February 27, 2014
Here you can read about the experiences of people who are either in Nicaragua at the moment or have been in Nicaragua and know the people, the place, the church in our sister parish community.
Mary Pat Potts is in Jinotega right now! She will be there until March 7, leading several parishioners in a pilgrimage. They will be e-mailing their progress, impressions, and such throughout their visit. Check back frequently to see what’s going on!
Our Thursday was jam-packed. We went out into the countryside with Padre Eliar and our friend and head of the Pastoral Ministers, Vilma.
We went to have a Mass with the campesinos of the Chapel at San Sylvestre de Patastillal. Money from St. Ed’s helped them finish this chapel, so families with children and elderly would not have to walk so many hours through the mountains to get to Mass. As one of our group put it, their dedication to make such a difficult journey just to go to Mass (something we take for granted and may sometimes even complain about) made her want to cry. It can be very emotional. These very poor people are so appreciative for their chapel and the help that made it possible!
They even announced on the radio that the people from St. Edwards were coming (and the date and time) so people would know when and where to come to show their appreciation! While we sat up in front of the church facing them, they shared with us their prayers and their music with of all kinds of “mariachi” style guitars, trumpets, and accordions. They brought up used plastic pop bottles filled with water and statues and pictures for Padre Eliar to bless, then they sang some more songs. Finally, they put on a fine lunch only for us and their leaders.
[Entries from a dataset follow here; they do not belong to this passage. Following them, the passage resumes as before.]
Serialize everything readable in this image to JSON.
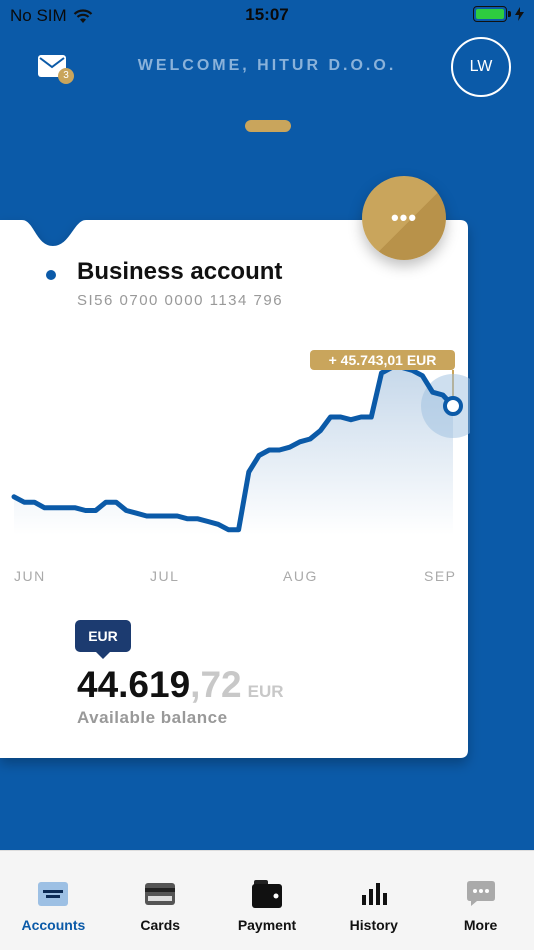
{
  "status_bar": {
    "carrier": "No SIM",
    "time": "15:07",
    "icons": [
      "wifi-icon",
      "battery-icon",
      "charging-icon"
    ]
  },
  "header": {
    "welcome": "WELCOME, HITUR D.O.O.",
    "mail_badge": "3",
    "avatar_initials": "LW"
  },
  "more_button_label": "•••",
  "account": {
    "name": "Business account",
    "iban": "SI56 0700 0000 1134 796"
  },
  "chart_data": {
    "type": "area",
    "title": "",
    "x": [
      "JUN",
      "JUL",
      "AUG",
      "SEP"
    ],
    "series": [
      {
        "values": [
          41.3,
          41.1,
          41.1,
          40.9,
          40.9,
          40.9,
          40.9,
          40.8,
          40.8,
          41.1,
          41.1,
          40.8,
          40.7,
          40.6,
          40.6,
          40.6,
          40.6,
          40.5,
          40.5,
          40.4,
          40.3,
          40.1,
          40.1,
          42.2,
          42.8,
          43.0,
          43.0,
          43.1,
          43.3,
          43.4,
          43.7,
          44.2,
          44.2,
          44.1,
          44.2,
          44.2,
          45.8,
          46.0,
          46.0,
          45.9,
          45.7,
          45.1,
          45.0,
          44.6
        ]
      }
    ],
    "highlight": {
      "label": "+ 45.743,01  EUR"
    },
    "ylim": [
      39,
      47
    ],
    "grid": false,
    "colors": {
      "line": "#0b5aa8",
      "fill_top": "#c6d8ea",
      "fill_bottom": "#ffffff",
      "highlight": "#c9a55c"
    }
  },
  "balance": {
    "currency_tag": "EUR",
    "integer": "44.619",
    "decimal": ",72",
    "currency": "EUR",
    "label": "Available balance"
  },
  "tabbar": {
    "active_color": "#0b5aa8",
    "items": [
      {
        "label": "Accounts",
        "icon": "accounts-icon",
        "active": true
      },
      {
        "label": "Cards",
        "icon": "card-icon",
        "active": false
      },
      {
        "label": "Payment",
        "icon": "wallet-icon",
        "active": false
      },
      {
        "label": "History",
        "icon": "bar-chart-icon",
        "active": false
      },
      {
        "label": "More",
        "icon": "chat-dots-icon",
        "active": false
      }
    ]
  }
}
All of this is important, though somewhat uncomfortable, in order for them to feel they are doing their part for us in this sister parish relationship and not only receiving — it honors their dignity. We all noticed how kind, polite, and welcoming they all were, even when they have so little. What they all give to their offertory is so much greater of a percentage of what they have, most likely, but still they give to the church. It is a very humbling experience. We try to be very present for them, noticing them, acknowledging them, making them feel respected and cared about. That’s part of what our pilgrimage is about.
We visited another chapel too. On the way back we visited Tepayac, the church of their beloved Padre Ordorico. He was a priest who was from Italy who came to serve a community right outside Jinotega (San Rafael) and did so many good works for the poor people there. He is very important for the people all over this region for how he cared for the poor. Our own Padre Eliar is part of a committee working toward canonizing him as a saint. It is very important work to him. We saw Padre Ordorico’s tomb. They say that when they moved his body to this tomb after being in a different tomb for over 16 years that his body had not decayed — a miracle. So people pray to Padre Ordorico to intercede for them for their needs. When their prayers are answered, they bring back a tiny pin — symbol of their answered prayer — and leave it at his tomb in thanksgiving. There were many such pins. Some of us prayed at his tomb as well and may have to return one day with our pins of thanksgiving!
When we returned, tired as we were, we went to the one year anniversary of the death of our hotel owner’s mother, where we prayed the rosary with them and participated in the celebration. A long day — but another wonderful step on our pilgrimage journey.
Peace — MaryPat